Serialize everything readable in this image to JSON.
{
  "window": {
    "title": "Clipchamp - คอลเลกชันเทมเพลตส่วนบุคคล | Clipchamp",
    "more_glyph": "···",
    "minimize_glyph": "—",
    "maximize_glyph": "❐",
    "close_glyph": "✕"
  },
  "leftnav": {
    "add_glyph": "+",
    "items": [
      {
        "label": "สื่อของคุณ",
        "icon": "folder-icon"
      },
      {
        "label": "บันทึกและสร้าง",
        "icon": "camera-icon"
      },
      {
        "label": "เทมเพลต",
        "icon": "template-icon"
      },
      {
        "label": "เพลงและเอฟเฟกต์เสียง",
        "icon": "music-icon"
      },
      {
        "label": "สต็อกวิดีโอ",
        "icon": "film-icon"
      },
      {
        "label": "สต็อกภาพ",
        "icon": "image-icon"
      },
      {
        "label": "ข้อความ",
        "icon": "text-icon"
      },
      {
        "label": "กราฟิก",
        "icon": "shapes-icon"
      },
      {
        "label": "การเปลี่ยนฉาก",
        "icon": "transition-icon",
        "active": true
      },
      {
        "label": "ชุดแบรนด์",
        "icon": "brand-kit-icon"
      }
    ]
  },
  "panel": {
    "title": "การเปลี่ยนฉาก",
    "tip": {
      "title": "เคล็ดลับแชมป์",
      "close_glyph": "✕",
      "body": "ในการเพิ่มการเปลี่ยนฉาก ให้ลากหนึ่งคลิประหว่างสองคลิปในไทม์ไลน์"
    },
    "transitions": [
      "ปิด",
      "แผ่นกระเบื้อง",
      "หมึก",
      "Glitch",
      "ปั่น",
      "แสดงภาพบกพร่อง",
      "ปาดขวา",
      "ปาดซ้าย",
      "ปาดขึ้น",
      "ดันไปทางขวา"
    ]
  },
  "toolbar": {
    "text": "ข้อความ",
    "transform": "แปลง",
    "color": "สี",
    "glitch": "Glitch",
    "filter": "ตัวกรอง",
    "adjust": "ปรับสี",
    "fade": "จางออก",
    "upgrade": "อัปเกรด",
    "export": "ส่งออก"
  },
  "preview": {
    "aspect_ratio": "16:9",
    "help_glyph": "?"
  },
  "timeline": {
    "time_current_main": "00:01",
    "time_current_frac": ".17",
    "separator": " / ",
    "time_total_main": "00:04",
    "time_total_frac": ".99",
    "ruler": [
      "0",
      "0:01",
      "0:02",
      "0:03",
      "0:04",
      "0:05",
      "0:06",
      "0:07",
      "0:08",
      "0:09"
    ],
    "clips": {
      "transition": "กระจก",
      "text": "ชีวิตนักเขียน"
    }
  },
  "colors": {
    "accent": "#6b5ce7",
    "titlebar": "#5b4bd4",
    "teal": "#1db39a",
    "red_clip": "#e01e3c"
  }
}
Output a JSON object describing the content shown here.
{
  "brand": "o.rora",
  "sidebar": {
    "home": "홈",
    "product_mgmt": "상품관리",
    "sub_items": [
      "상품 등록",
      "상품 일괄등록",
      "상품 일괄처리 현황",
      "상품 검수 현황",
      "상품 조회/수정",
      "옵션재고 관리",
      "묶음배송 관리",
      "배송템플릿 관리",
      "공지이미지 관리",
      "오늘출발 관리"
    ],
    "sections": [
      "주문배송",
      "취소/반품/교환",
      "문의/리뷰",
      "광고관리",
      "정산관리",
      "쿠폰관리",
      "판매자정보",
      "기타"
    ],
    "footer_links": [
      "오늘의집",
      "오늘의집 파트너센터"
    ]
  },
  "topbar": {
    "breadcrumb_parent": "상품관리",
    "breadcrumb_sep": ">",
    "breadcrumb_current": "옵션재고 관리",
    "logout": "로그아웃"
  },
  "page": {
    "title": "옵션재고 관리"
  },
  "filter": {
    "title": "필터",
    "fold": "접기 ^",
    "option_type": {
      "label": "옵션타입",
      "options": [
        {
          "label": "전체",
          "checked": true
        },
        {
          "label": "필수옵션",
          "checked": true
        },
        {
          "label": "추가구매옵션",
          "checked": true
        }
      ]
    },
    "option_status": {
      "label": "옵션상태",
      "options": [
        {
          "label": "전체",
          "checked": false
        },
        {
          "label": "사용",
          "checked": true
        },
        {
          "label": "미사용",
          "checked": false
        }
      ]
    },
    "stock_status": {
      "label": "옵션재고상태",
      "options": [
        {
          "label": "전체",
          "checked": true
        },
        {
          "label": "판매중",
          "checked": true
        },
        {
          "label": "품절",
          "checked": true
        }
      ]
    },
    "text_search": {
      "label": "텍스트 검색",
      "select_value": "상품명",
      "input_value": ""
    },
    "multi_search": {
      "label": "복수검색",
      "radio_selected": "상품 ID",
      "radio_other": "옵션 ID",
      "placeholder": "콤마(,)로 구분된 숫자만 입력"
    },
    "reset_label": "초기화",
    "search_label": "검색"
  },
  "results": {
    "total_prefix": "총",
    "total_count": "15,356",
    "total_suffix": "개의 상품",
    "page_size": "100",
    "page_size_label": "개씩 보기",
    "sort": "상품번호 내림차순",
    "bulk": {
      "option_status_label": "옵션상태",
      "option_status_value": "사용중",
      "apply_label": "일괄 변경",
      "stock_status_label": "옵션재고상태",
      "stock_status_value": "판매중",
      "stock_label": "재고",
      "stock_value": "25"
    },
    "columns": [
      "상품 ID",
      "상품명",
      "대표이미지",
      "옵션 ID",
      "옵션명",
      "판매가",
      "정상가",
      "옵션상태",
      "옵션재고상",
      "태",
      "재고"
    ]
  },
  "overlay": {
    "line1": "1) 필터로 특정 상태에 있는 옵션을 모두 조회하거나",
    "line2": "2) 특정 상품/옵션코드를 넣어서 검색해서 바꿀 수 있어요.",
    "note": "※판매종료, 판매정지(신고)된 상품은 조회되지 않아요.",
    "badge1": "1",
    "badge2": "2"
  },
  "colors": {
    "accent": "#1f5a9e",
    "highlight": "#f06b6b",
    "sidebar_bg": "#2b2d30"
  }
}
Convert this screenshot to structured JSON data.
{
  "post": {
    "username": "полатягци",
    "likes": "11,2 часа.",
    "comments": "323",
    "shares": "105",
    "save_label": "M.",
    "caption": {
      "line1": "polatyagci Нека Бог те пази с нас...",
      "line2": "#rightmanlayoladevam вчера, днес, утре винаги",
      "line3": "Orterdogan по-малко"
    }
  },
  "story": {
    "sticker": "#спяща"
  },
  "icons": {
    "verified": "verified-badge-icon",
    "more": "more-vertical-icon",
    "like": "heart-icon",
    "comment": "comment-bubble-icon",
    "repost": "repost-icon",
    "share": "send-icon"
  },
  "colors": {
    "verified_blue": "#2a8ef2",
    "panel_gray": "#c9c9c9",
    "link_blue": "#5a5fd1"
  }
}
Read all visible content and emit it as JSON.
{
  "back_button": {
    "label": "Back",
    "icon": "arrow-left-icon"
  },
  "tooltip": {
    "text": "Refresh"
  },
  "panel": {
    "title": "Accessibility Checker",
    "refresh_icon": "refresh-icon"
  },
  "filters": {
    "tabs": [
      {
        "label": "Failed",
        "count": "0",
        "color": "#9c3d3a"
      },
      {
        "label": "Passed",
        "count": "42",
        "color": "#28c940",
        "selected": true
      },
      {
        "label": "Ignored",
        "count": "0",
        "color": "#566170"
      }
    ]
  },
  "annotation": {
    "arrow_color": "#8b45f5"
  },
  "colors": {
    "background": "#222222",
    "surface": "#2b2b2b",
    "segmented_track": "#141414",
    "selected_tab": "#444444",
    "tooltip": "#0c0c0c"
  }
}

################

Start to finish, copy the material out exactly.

_Worked solution:_
Serialize everything readable in this image to JSON.
{
  "window": {
    "title": "Clipchamp - คอลเลกชันเทมเพลตส่วนบุคคล | Clipchamp",
    "more_glyph": "···",
    "minimize_glyph": "—",
    "maximize_glyph": "❐",
    "close_glyph": "✕"
  },
  "leftnav": {
    "add_glyph": "+",
    "items": [
      {
        "label": "สื่อของคุณ",
        "icon": "folder-icon"
      },
      {
        "label": "บันทึกและสร้าง",
        "icon": "camera-icon"
      },
      {
        "label": "เทมเพลต",
        "icon": "template-icon"
      },
      {
        "label": "เพลงและเอฟเฟกต์เสียง",
        "icon": "music-icon"
      },
      {
        "label": "สต็อกวิดีโอ",
        "icon": "film-icon"
      },
      {
        "label": "สต็อกภาพ",
        "icon": "image-icon"
      },
      {
        "label": "ข้อความ",
        "icon": "text-icon"
      },
      {
        "label": "กราฟิก",
        "icon": "shapes-icon"
      },
      {
        "label": "การเปลี่ยนฉาก",
        "icon": "transition-icon",
        "active": true
      },
      {
        "label": "ชุดแบรนด์",
        "icon": "brand-kit-icon"
      }
    ]
  },
  "panel": {
    "title": "การเปลี่ยนฉาก",
    "tip": {
      "title": "เคล็ดลับแชมป์",
      "close_glyph": "✕",
      "body": "ในการเพิ่มการเปลี่ยนฉาก ให้ลากหนึ่งคลิประหว่างสองคลิปในไทม์ไลน์"
    },
    "transitions": [
      "ปิด",
      "แผ่นกระเบื้อง",
      "หมึก",
      "Glitch",
      "ปั่น",
      "แสดงภาพบกพร่อง",
      "ปาดขวา",
      "ปาดซ้าย",
      "ปาดขึ้น",
      "ดันไปทางขวา"
    ]
  },
  "toolbar": {
    "text": "ข้อความ",
    "transform": "แปลง",
    "color": "สี",
    "glitch": "Glitch",
    "filter": "ตัวกรอง",
    "adjust": "ปรับสี",
    "fade": "จางออก",
    "upgrade": "อัปเกรด",
    "export": "ส่งออก"
  },
  "preview": {
    "aspect_ratio": "16:9",
    "help_glyph": "?"
  },
  "timeline": {
    "time_current_main": "00:01",
    "time_current_frac": ".17",
    "separator": " / ",
    "time_total_main": "00:04",
    "time_total_frac": ".99",
    "ruler": [
      "0",
      "0:01",
      "0:02",
      "0:03",
      "0:04",
      "0:05",
      "0:06",
      "0:07",
      "0:08",
      "0:09"
    ],
    "clips": {
      "transition": "กระจก",
      "text": "ชีวิตนักเขียน"
    }
  },
  "colors": {
    "accent": "#6b5ce7",
    "titlebar": "#5b4bd4",
    "teal": "#1db39a",
    "red_clip": "#e01e3c"
  }
}
Output a JSON object describing the content shown here.
{
  "brand": "o.rora",
  "sidebar": {
    "home": "홈",
    "product_mgmt": "상품관리",
    "sub_items": [
      "상품 등록",
      "상품 일괄등록",
      "상품 일괄처리 현황",
      "상품 검수 현황",
      "상품 조회/수정",
      "옵션재고 관리",
      "묶음배송 관리",
      "배송템플릿 관리",
      "공지이미지 관리",
      "오늘출발 관리"
    ],
    "sections": [
      "주문배송",
      "취소/반품/교환",
      "문의/리뷰",
      "광고관리",
      "정산관리",
      "쿠폰관리",
      "판매자정보",
      "기타"
    ],
    "footer_links": [
      "오늘의집",
      "오늘의집 파트너센터"
    ]
  },
  "topbar": {
    "breadcrumb_parent": "상품관리",
    "breadcrumb_sep": ">",
    "breadcrumb_current": "옵션재고 관리",
    "logout": "로그아웃"
  },
  "page": {
    "title": "옵션재고 관리"
  },
  "filter": {
    "title": "필터",
    "fold": "접기 ^",
    "option_type": {
      "label": "옵션타입",
      "options": [
        {
          "label": "전체",
          "checked": true
        },
        {
          "label": "필수옵션",
          "checked": true
        },
        {
          "label": "추가구매옵션",
          "checked": true
        }
      ]
    },
    "option_status": {
      "label": "옵션상태",
      "options": [
        {
          "label": "전체",
          "checked": false
        },
        {
          "label": "사용",
          "checked": true
        },
        {
          "label": "미사용",
          "checked": false
        }
      ]
    },
    "stock_status": {
      "label": "옵션재고상태",
      "options": [
        {
          "label": "전체",
          "checked": true
        },
        {
          "label": "판매중",
          "checked": true
        },
        {
          "label": "품절",
          "checked": true
        }
      ]
    },
    "text_search": {
      "label": "텍스트 검색",
      "select_value": "상품명",
      "input_value": ""
    },
    "multi_search": {
      "label": "복수검색",
      "radio_selected": "상품 ID",
      "radio_other": "옵션 ID",
      "placeholder": "콤마(,)로 구분된 숫자만 입력"
    },
    "reset_label": "초기화",
    "search_label": "검색"
  },
  "results": {
    "total_prefix": "총",
    "total_count": "15,356",
    "total_suffix": "개의 상품",
    "page_size": "100",
    "page_size_label": "개씩 보기",
    "sort": "상품번호 내림차순",
    "bulk": {
      "option_status_label": "옵션상태",
      "option_status_value": "사용중",
      "apply_label": "일괄 변경",
      "stock_status_label": "옵션재고상태",
      "stock_status_value": "판매중",
      "stock_label": "재고",
      "stock_value": "25"
    },
    "columns": [
      "상품 ID",
      "상품명",
      "대표이미지",
      "옵션 ID",
      "옵션명",
      "판매가",
      "정상가",
      "옵션상태",
      "옵션재고상",
      "태",
      "재고"
    ]
  },
  "overlay": {
    "line1": "1) 필터로 특정 상태에 있는 옵션을 모두 조회하거나",
    "line2": "2) 특정 상품/옵션코드를 넣어서 검색해서 바꿀 수 있어요.",
    "note": "※판매종료, 판매정지(신고)된 상품은 조회되지 않아요.",
    "badge1": "1",
    "badge2": "2"
  },
  "colors": {
    "accent": "#1f5a9e",
    "highlight": "#f06b6b",
    "sidebar_bg": "#2b2d30"
  }
}
Convert this screenshot to structured JSON data.
{
  "post": {
    "username": "полатягци",
    "likes": "11,2 часа.",
    "comments": "323",
    "shares": "105",
    "save_label": "M.",
    "caption": {
      "line1": "polatyagci Нека Бог те пази с нас...",
      "line2": "#rightmanlayoladevam вчера, днес, утре винаги",
      "line3": "Orterdogan по-малко"
    }
  },
  "story": {
    "sticker": "#спяща"
  },
  "icons": {
    "verified": "verified-badge-icon",
    "more": "more-vertical-icon",
    "like": "heart-icon",
    "comment": "comment-bubble-icon",
    "repost": "repost-icon",
    "share": "send-icon"
  },
  "colors": {
    "verified_blue": "#2a8ef2",
    "panel_gray": "#c9c9c9",
    "link_blue": "#5a5fd1"
  }
}
Read all visible content and emit it as JSON.
{
  "back_button": {
    "label": "Back",
    "icon": "arrow-left-icon"
  },
  "tooltip": {
    "text": "Refresh"
  },
  "panel": {
    "title": "Accessibility Checker",
    "refresh_icon": "refresh-icon"
  },
  "filters": {
    "tabs": [
      {
        "label": "Failed",
        "count": "0",
        "color": "#9c3d3a"
      },
      {
        "label": "Passed",
        "count": "42",
        "color": "#28c940",
        "selected": true
      },
      {
        "label": "Ignored",
        "count": "0",
        "color": "#566170"
      }
    ]
  },
  "annotation": {
    "arrow_color": "#8b45f5"
  },
  "colors": {
    "background": "#222222",
    "surface": "#2b2b2b",
    "segmented_track": "#141414",
    "selected_tab": "#444444",
    "tooltip": "#0c0c0c"
  }
}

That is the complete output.